Would I ever have gone to Kazakhstan or somewhere like Gdansk, if not for United? The answer is probably no. But I'd argue that you'll learn a lot more about the world heading to these kinds of places rather than following the herds to Dubai and Disney World.
And these expeditions aren't just good for the individual. They are where the soul of United's hardcore support is really forged. Where collective identity really fuses and sparks.
Going to matches at Old Trafford is, of course, fantastic. But it's on long journeys miles from M16 that fans find common ground with each other and hatch ideas. Where there's endless hours to create new songs and get to know what makes people tick; to hear stories about Montpellier '91 or the Red Army days. 
This is where tradition is really passed down, and younger supporters learn that being a fan is not just about discussing formations and frustrating transfer sagas – it's about being part of a lineage that stretches back way before you were born and will continue long after you're gone.
Scott McTominay scored United's 200th Premier League goal when we last visited Carrow Road in the top flight.
Hopefully the days of easy travel will soon return, and PCR tests and passenger locator forms will become distant, nostalgic memories.

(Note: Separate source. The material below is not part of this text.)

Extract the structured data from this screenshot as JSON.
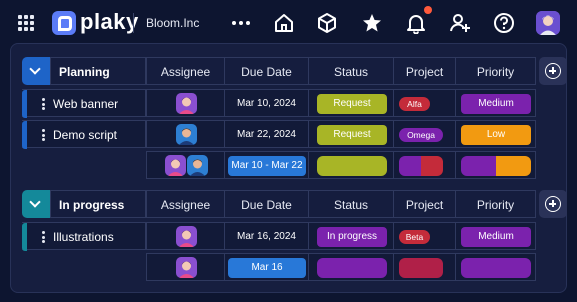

Because anyone who experienced, say, the Nou Camp in '99 – alongside the approximated 50,000 Reds that made the trip over to Spain – will tell you it was up there with the greatest few days of their life.
And the further you go, generally speaking, the more rewarding and interesting it gets.
But until those times return, we'll take what we can get. And though Norwich might not be Kazakhstan, the 500-mile round trip to East Anglia makes for a mighty good tribute act.